The character arc that Chris follows in the film has to do with his ability to do what has to be done. Once he decides to become a sniper, he has to learn to be able to do anything if he thinks it will save the life of an American soldier. There's a scene that is used as framework for the first half of the movie, an opening scene that stops at a crucial moment, only to loop back around halfway into the film. This time, we see exactly what Chris does, and it becomes a defining moment for him. He takes that moment and moves forward, hardened, ready to be the weapon that his government trained him to be. In-between, it's like Chris barely exists, and again, Cooper's performance work is so strong that it almost makes up for a script that I feel fails him. He's doing more work to define who Chris is than the script, and that's true for pretty much the entire film.

I don't feel good about recommending a film like this based on the action sequences, because you're not dealing with fantasy here. You're not dealing with superheroics. You're dealing with the real world, where someone put a bullet in someone else, and celebrating how that went down feels weird to me. There's a moment in this film, near the end, where something happens, someone's brains are splashed across a wall, and the crowd went wild, and while I get that when you're watching fiction, we were watching something tonight that professes to be a true-life story. And if that's true, and if this is true, then I was asked in the theater tonight to cheer for the death of a real person, and that's a very strange moral line for any film to try to navigate.
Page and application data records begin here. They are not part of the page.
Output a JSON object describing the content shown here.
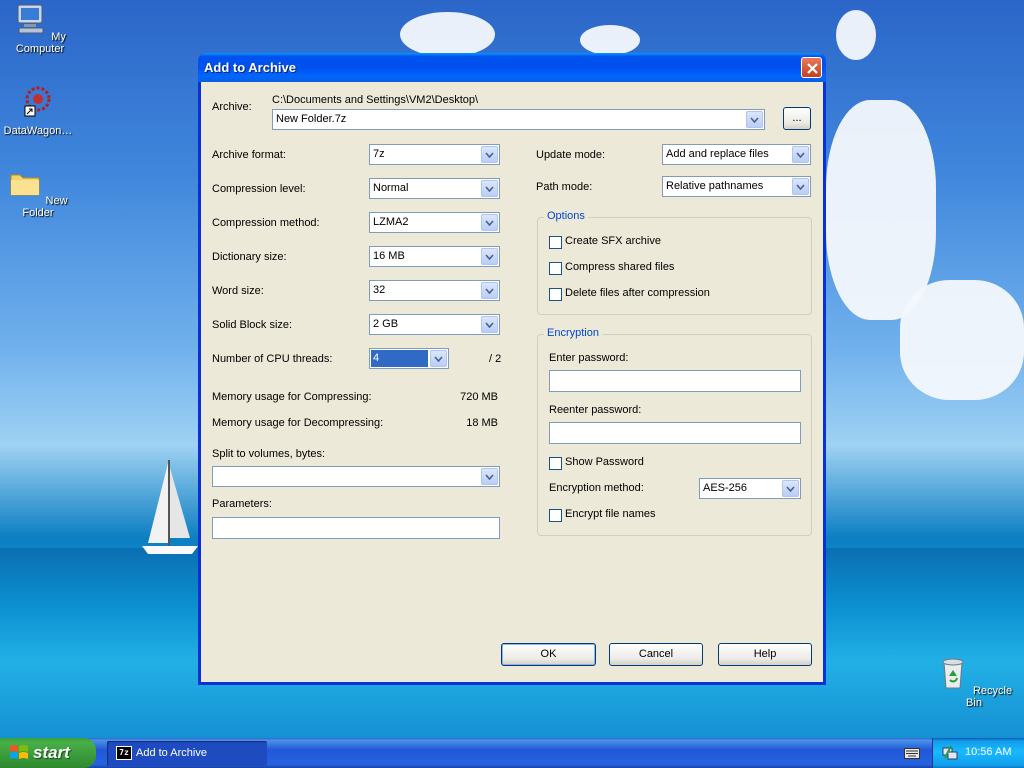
{
  "desktop": {
    "icons": [
      {
        "label": "My Computer"
      },
      {
        "label": "DataWagon…"
      },
      {
        "label": "New Folder"
      },
      {
        "label": "Recycle Bin"
      }
    ]
  },
  "dialog": {
    "title": "Add to Archive",
    "archive_label": "Archive:",
    "archive_path": "C:\\Documents and Settings\\VM2\\Desktop\\",
    "archive_name": "New Folder.7z",
    "browse_label": "...",
    "left": {
      "archive_format": {
        "label": "Archive format:",
        "value": "7z"
      },
      "compression_level": {
        "label": "Compression level:",
        "value": "Normal"
      },
      "compression_method": {
        "label": "Compression method:",
        "value": "LZMA2"
      },
      "dictionary_size": {
        "label": "Dictionary size:",
        "value": "16 MB"
      },
      "word_size": {
        "label": "Word size:",
        "value": "32"
      },
      "solid_block_size": {
        "label": "Solid Block size:",
        "value": "2 GB"
      },
      "cpu_threads": {
        "label": "Number of CPU threads:",
        "value": "4",
        "max": "/ 2"
      },
      "mem_compress": {
        "label": "Memory usage for Compressing:",
        "value": "720 MB"
      },
      "mem_decompress": {
        "label": "Memory usage for Decompressing:",
        "value": "18 MB"
      },
      "split_volumes": {
        "label": "Split to volumes, bytes:",
        "value": ""
      },
      "parameters": {
        "label": "Parameters:",
        "value": ""
      }
    },
    "right": {
      "update_mode": {
        "label": "Update mode:",
        "value": "Add and replace files"
      },
      "path_mode": {
        "label": "Path mode:",
        "value": "Relative pathnames"
      },
      "options": {
        "legend": "Options",
        "create_sfx": "Create SFX archive",
        "compress_shared": "Compress shared files",
        "delete_after": "Delete files after compression"
      },
      "encryption": {
        "legend": "Encryption",
        "enter_password": "Enter password:",
        "reenter_password": "Reenter password:",
        "show_password": "Show Password",
        "method_label": "Encryption method:",
        "method_value": "AES-256",
        "encrypt_names": "Encrypt file names"
      }
    },
    "buttons": {
      "ok": "OK",
      "cancel": "Cancel",
      "help": "Help"
    }
  },
  "taskbar": {
    "start": "start",
    "task_label": "Add to Archive",
    "task_icon_text": "7z",
    "clock": "10:56 AM"
  }
}
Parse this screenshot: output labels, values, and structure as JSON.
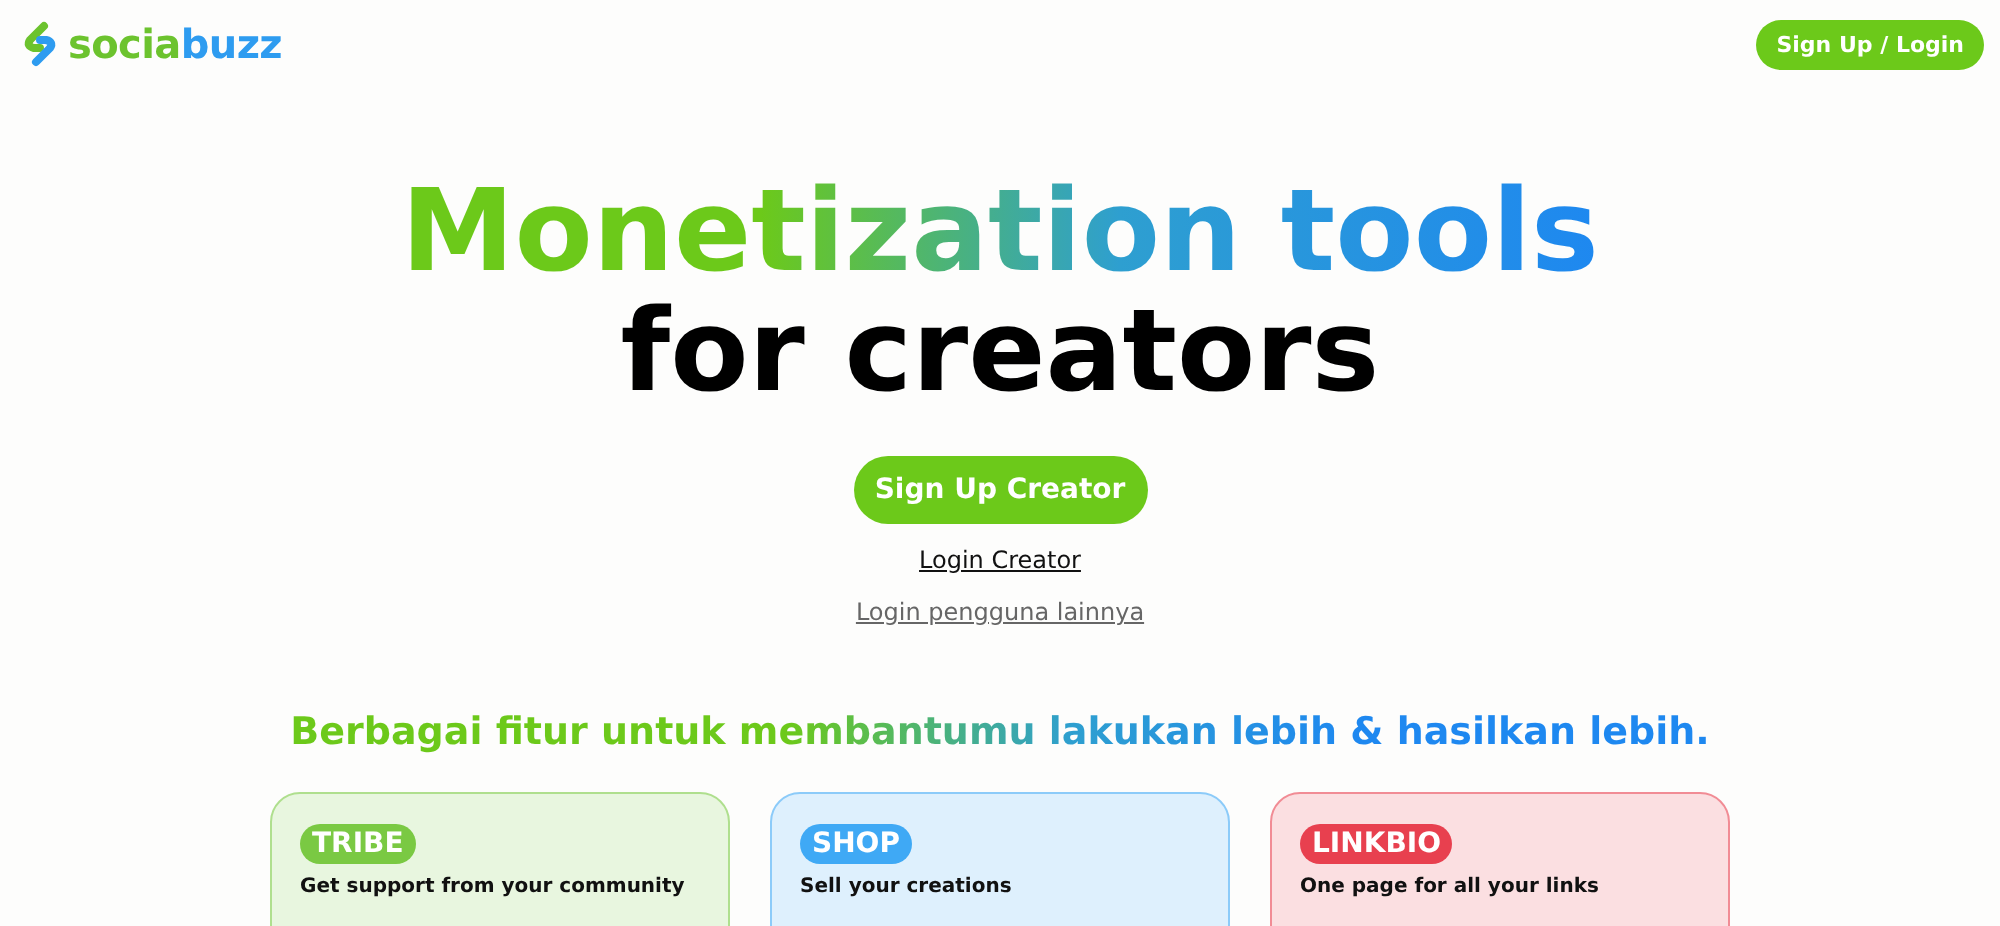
{
  "header": {
    "logo_parts": [
      "socia",
      "buzz"
    ],
    "signup_login": "Sign Up / Login"
  },
  "hero": {
    "headline_line1": "Monetization tools",
    "headline_line2": "for creators",
    "primary_button": "Sign Up Creator",
    "login_creator": "Login Creator",
    "login_other": "Login pengguna lainnya"
  },
  "features": {
    "heading": "Berbagai fitur untuk membantumu lakukan lebih & hasilkan lebih.",
    "cards": [
      {
        "tag": "TRIBE",
        "text": "Get support from your community",
        "color": "#7ac943"
      },
      {
        "tag": "SHOP",
        "text": "Sell your creations",
        "color": "#3fa9f5"
      },
      {
        "tag": "LINKBIO",
        "text": "One page for all your links",
        "color": "#e8404f"
      }
    ]
  }
}
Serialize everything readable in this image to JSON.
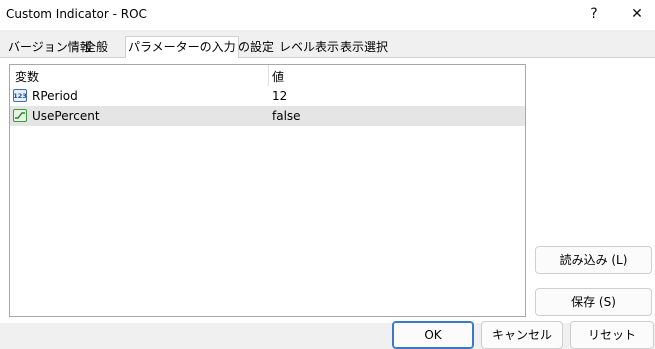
{
  "window": {
    "title": "Custom Indicator - ROC",
    "help_label": "?",
    "close_label": "✕"
  },
  "tabs": [
    {
      "label": "バージョン情報"
    },
    {
      "label": "全般"
    },
    {
      "label": "パラメーターの入力",
      "active": true
    },
    {
      "label": "色の設定"
    },
    {
      "label": "レベル表示"
    },
    {
      "label": "表示選択"
    }
  ],
  "params": {
    "columns": [
      "変数",
      "値"
    ],
    "rows": [
      {
        "name": "RPeriod",
        "value": "12",
        "icon": "integer-icon"
      },
      {
        "name": "UsePercent",
        "value": "false",
        "icon": "boolean-icon"
      }
    ],
    "selected_row": 1
  },
  "buttons": {
    "load": "読み込み (L)",
    "save": "保存 (S)",
    "ok": "OK",
    "cancel": "キャンセル",
    "reset": "リセット"
  },
  "colors": {
    "selected_row": "#e5e5e5",
    "default_button_border": "#3b78c6"
  }
}
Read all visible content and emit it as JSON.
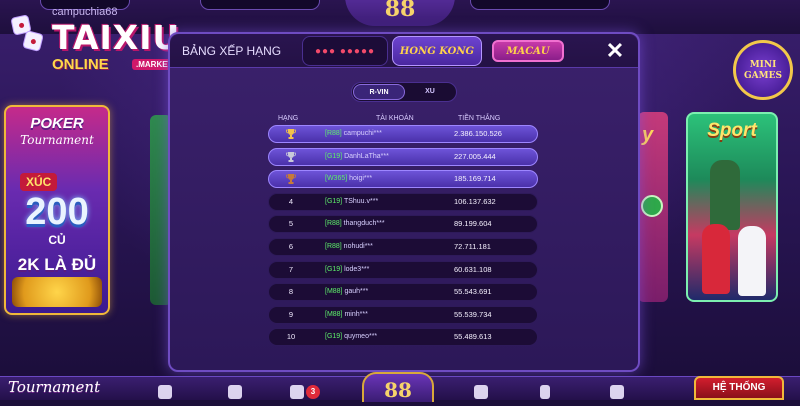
{
  "brand": {
    "name": "TAIXIU",
    "subtitle": "ONLINE",
    "badge": ".MARKETS"
  },
  "topbar": {
    "username": "campuchia68",
    "logo": "88"
  },
  "side_left": {
    "title": "POKER",
    "subtitle": "Tournament",
    "xuc": "XÚC",
    "amount": "200",
    "unit": "CỦ",
    "promo": "2K LÀ ĐỦ"
  },
  "side_right": {
    "sport_title": "Sport",
    "mini_games": "MINI GAMES",
    "partial_label": "y"
  },
  "modal": {
    "title": "BẢNG XẾP HẠNG",
    "tabs": [
      "●●● ●●●●●",
      "HONG KONG",
      "MACAU"
    ],
    "active_tab": "HONG KONG",
    "close_icon": "close-icon",
    "toggle": [
      "R-VIN",
      "XU"
    ],
    "toggle_active": "R-VIN",
    "columns": [
      "HẠNG",
      "TÀI KHOẢN",
      "TIỀN THẮNG"
    ],
    "rows": [
      {
        "rank": "",
        "tag": "[R88]",
        "name": " campuchi***",
        "amount": "2.386.150.526",
        "medal": "gold"
      },
      {
        "rank": "",
        "tag": "[G19]",
        "name": " DanhLaTha***",
        "amount": "227.005.444",
        "medal": "silver"
      },
      {
        "rank": "",
        "tag": "[W365]",
        "name": " hoigi***",
        "amount": "185.169.714",
        "medal": "bronze"
      },
      {
        "rank": "4",
        "tag": "[G19]",
        "name": " TShuu.v***",
        "amount": "106.137.632",
        "medal": ""
      },
      {
        "rank": "5",
        "tag": "[R88]",
        "name": " thangduch***",
        "amount": "89.199.604",
        "medal": ""
      },
      {
        "rank": "6",
        "tag": "[R88]",
        "name": " nohudi***",
        "amount": "72.711.181",
        "medal": ""
      },
      {
        "rank": "7",
        "tag": "[G19]",
        "name": " lode3***",
        "amount": "60.631.108",
        "medal": ""
      },
      {
        "rank": "8",
        "tag": "[M88]",
        "name": " gauh***",
        "amount": "55.543.691",
        "medal": ""
      },
      {
        "rank": "9",
        "tag": "[M88]",
        "name": " minh***",
        "amount": "55.539.734",
        "medal": ""
      },
      {
        "rank": "10",
        "tag": "[G19]",
        "name": " quymeo***",
        "amount": "55.489.613",
        "medal": ""
      }
    ]
  },
  "bottombar": {
    "tournament": "Tournament",
    "logo": "88",
    "mail_badge": "3",
    "system_label": "HỆ THỐNG"
  },
  "colors": {
    "accent_gold": "#f6d36b",
    "panel": "#2c1858",
    "tag_green": "#5ef06a"
  }
}
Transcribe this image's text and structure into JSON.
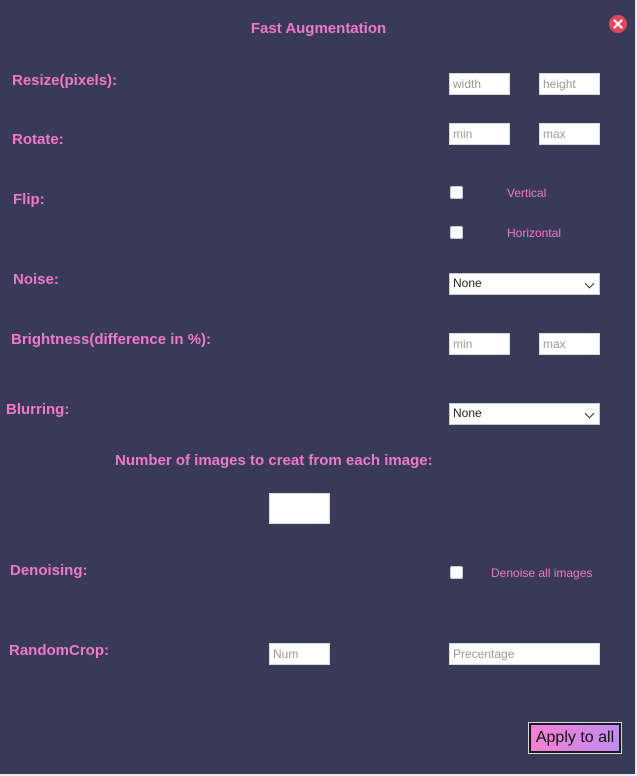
{
  "dialog": {
    "title": "Fast Augmentation",
    "close_icon": "close-icon"
  },
  "resize": {
    "label": "Resize(pixels):",
    "width_placeholder": "width",
    "height_placeholder": "height"
  },
  "rotate": {
    "label": "Rotate:",
    "min_placeholder": "min",
    "max_placeholder": "max"
  },
  "flip": {
    "label": "Flip:",
    "vertical_label": "Vertical",
    "horizontal_label": "Horizontal"
  },
  "noise": {
    "label": "Noise:",
    "selected": "None"
  },
  "brightness": {
    "label": "Brightness(difference in %):",
    "min_placeholder": "min",
    "max_placeholder": "max"
  },
  "blurring": {
    "label": "Blurring:",
    "selected": "None"
  },
  "num_images": {
    "label": "Number of images to creat from each image:",
    "value": ""
  },
  "denoising": {
    "label": "Denoising:",
    "option_label": "Denoise all images"
  },
  "random_crop": {
    "label": "RandomCrop:",
    "num_placeholder": "Num",
    "percentage_placeholder": "Precentage"
  },
  "apply_button": {
    "label": "Apply to all"
  },
  "colors": {
    "background": "#393a57",
    "accent": "#ee79c9",
    "close": "#e0485a"
  }
}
One of the biggest problems with making a film that deals with recent history is that you don't have any perspective. We're far enough away from the events of 9/11 that we can now dispatch that as shorthand in a film like this with a scene of someone watching the Towers fall on TV, then move right into the impact, but we're not far enough away to really grapple with the role we've played in the region since. Eastwood's film doesn't paint a forgiving picture of the way the military works in Iraq in the film, but he's more concerned with the rotting effect of Chris's doubts than the moral certitude of them

Eastwood's scores range from the overwrought (“Mystic River”) to the charmingly light (“Grace Is Gone”), with “American Sniper” demonstrating a few new sonic tricks and a fairly unerring sense of whats right for this story. The film is put together with a very solid, workmanlike sense of craft, and while I thought the film felt much longer than the two hours or so that it runs, individual scenes are cut well enough. It's the same basic gang who work for Eastwood on everything, and it feels loose-limbed and relaxed. The problem is, there's no real urgency to anything. The stakes for Chris aren't clear. He's so hung up on combat, but for unexplained reasons, that when he keeps returning to combat, it's not terribly surprising or terribly upsetting. The fights are noisy, but they're dull, and if we're not covering any new moral or thematic ground, the least we could do is get some great combat footage. “American Sniper” doesn't even really do that, and while I think the film pays a certain kind of humorless tribute to Chris Kyle, I don't believe I know the real man any better now than I did before I saw the film.

“American Sniper” is minor-key Eastwood, a film that certainly does not offend, but that does not transcend, either. For people who want a perfunctory tribute to a man who seems to have lived an anything-but-perfunctory life, “American Sniper” should thrill, but for anyone looking to this as a film first, it is a flat, oddly stilted misfire.

“American Sniper” is in theaters December 25, 2014.